(Information shown)

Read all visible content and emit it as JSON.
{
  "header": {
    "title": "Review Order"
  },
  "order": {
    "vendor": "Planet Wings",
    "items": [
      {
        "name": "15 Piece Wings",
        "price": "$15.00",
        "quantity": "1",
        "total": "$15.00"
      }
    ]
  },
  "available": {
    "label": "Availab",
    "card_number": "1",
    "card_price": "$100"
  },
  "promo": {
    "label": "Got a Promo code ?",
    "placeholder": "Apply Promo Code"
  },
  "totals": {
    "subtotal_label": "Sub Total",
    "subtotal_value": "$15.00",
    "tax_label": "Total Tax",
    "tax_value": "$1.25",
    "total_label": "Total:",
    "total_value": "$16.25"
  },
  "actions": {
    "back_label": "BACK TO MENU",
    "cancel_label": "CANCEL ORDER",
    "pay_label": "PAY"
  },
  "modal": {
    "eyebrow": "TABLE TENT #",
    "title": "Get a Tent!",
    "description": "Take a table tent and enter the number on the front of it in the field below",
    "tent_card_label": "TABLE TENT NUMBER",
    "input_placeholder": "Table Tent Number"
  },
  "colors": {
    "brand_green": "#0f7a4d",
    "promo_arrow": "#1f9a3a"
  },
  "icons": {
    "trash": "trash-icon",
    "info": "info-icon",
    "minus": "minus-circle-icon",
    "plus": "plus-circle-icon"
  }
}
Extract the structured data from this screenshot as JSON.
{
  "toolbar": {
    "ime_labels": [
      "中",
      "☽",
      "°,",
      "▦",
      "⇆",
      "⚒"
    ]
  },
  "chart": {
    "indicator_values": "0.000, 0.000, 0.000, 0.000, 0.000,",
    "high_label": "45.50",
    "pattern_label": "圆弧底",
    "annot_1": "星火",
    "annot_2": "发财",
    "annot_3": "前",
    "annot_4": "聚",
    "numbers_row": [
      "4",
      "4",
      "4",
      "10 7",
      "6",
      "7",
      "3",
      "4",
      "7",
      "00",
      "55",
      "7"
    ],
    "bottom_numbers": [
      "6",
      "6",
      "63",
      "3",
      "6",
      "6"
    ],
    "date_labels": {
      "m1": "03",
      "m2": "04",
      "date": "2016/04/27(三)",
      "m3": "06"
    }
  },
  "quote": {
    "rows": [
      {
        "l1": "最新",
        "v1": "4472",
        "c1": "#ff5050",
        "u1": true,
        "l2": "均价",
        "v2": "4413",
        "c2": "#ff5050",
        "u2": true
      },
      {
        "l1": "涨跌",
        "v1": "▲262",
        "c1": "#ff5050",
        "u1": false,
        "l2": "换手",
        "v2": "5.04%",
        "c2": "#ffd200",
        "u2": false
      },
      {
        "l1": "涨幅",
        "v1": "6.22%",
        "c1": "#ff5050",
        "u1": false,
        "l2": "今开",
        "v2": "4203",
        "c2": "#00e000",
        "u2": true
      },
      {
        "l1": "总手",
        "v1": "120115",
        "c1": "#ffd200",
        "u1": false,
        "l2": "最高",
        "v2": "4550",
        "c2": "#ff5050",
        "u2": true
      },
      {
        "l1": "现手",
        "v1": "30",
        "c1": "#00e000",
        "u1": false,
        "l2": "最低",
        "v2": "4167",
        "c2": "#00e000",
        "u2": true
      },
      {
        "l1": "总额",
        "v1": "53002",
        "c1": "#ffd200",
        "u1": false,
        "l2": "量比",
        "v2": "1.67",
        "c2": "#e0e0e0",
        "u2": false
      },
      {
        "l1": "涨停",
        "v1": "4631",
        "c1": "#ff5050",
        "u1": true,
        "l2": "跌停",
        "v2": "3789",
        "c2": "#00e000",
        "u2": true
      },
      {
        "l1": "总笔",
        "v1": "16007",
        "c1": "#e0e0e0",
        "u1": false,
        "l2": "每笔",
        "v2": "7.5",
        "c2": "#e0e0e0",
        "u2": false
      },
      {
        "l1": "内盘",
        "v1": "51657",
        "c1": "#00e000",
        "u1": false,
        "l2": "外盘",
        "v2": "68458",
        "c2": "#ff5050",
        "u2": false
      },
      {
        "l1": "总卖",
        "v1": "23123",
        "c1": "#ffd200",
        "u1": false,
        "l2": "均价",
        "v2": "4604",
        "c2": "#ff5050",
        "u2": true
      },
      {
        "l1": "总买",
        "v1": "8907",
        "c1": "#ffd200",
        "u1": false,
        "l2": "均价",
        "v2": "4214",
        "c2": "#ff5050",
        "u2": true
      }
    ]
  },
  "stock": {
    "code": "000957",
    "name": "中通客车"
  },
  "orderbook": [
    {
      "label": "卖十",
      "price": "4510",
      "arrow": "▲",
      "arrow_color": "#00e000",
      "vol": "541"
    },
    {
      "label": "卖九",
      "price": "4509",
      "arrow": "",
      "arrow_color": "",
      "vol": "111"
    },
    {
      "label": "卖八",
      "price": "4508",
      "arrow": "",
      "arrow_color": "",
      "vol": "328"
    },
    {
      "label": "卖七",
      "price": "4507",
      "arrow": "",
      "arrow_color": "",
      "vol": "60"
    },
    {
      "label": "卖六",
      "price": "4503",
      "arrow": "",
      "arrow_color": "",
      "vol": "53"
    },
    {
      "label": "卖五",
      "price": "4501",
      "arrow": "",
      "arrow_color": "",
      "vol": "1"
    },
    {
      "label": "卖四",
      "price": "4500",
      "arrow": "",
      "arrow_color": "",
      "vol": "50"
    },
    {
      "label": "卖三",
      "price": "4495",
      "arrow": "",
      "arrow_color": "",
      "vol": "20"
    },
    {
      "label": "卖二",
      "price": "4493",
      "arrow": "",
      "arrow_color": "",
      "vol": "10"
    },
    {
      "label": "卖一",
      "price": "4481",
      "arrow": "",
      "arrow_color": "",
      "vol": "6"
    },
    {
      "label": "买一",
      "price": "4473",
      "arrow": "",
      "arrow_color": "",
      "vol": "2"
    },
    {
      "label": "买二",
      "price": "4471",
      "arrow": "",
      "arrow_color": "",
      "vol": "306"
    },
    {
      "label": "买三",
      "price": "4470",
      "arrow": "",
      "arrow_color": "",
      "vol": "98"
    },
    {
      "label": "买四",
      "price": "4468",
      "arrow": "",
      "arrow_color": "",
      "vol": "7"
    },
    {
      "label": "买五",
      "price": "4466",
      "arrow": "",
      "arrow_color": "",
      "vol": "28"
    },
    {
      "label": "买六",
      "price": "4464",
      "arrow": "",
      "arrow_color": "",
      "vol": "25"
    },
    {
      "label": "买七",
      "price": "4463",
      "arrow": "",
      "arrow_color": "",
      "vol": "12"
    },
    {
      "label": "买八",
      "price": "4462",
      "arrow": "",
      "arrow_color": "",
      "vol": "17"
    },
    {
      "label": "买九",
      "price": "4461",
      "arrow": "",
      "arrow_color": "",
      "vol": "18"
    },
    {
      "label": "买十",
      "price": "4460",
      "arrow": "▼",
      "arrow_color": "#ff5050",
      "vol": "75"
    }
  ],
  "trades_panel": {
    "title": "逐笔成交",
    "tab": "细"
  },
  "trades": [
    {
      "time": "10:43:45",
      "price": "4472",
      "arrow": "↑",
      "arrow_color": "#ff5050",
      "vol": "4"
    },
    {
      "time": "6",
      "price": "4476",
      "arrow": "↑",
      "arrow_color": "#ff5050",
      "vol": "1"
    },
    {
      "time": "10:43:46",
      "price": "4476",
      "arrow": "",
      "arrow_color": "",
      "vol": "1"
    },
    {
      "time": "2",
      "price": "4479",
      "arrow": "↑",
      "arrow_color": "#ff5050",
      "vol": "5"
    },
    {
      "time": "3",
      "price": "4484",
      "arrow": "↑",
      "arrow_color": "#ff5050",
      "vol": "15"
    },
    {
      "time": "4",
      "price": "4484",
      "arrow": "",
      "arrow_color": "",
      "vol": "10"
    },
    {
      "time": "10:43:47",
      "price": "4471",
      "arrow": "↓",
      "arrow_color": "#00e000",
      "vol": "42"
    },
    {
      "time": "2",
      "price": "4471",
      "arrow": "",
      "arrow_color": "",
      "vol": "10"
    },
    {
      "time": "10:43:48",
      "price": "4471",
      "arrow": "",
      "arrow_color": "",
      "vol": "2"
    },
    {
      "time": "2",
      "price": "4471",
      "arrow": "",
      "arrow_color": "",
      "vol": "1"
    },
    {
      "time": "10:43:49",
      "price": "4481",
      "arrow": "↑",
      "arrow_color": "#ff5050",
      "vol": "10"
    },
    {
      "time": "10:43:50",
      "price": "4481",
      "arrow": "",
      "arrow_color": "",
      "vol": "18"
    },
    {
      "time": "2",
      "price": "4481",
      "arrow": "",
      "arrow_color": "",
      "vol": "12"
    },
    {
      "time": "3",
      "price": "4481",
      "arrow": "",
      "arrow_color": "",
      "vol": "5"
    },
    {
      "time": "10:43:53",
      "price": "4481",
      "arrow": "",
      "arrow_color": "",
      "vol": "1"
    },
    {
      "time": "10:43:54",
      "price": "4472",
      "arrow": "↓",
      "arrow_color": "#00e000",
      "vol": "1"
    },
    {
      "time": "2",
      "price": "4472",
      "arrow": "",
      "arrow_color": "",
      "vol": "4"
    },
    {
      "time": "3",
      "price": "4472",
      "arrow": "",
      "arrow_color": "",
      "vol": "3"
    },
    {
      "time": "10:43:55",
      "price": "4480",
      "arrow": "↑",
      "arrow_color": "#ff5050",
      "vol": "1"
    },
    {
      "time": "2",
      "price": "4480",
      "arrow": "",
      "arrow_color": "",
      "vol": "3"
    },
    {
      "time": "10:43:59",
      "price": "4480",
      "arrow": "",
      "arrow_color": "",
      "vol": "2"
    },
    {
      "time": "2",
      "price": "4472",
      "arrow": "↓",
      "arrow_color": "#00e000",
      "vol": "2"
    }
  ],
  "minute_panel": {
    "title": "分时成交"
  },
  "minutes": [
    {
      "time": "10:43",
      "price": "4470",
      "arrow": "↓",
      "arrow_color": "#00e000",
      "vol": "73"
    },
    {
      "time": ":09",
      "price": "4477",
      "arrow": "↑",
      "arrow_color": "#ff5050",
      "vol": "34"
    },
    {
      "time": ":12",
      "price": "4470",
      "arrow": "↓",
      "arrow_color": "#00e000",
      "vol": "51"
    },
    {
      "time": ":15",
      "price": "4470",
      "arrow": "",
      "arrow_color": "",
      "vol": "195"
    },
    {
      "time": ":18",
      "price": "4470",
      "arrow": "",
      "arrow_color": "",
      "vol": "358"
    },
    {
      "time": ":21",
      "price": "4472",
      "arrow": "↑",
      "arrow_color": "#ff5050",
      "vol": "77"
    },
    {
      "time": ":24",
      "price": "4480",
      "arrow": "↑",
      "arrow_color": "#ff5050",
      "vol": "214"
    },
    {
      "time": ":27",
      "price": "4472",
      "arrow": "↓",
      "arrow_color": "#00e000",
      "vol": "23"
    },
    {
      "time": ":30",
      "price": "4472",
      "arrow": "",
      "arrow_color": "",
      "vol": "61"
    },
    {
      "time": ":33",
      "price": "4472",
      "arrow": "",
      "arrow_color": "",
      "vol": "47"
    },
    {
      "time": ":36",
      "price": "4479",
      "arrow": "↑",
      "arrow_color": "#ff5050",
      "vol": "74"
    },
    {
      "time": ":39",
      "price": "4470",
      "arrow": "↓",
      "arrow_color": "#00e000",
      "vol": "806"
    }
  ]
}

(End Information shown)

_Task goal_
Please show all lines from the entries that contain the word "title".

_Output below_
    "title": "Review Order"
    "title": "Get a Tent!",
    "title": "逐笔成交",
    "title": "分时成交"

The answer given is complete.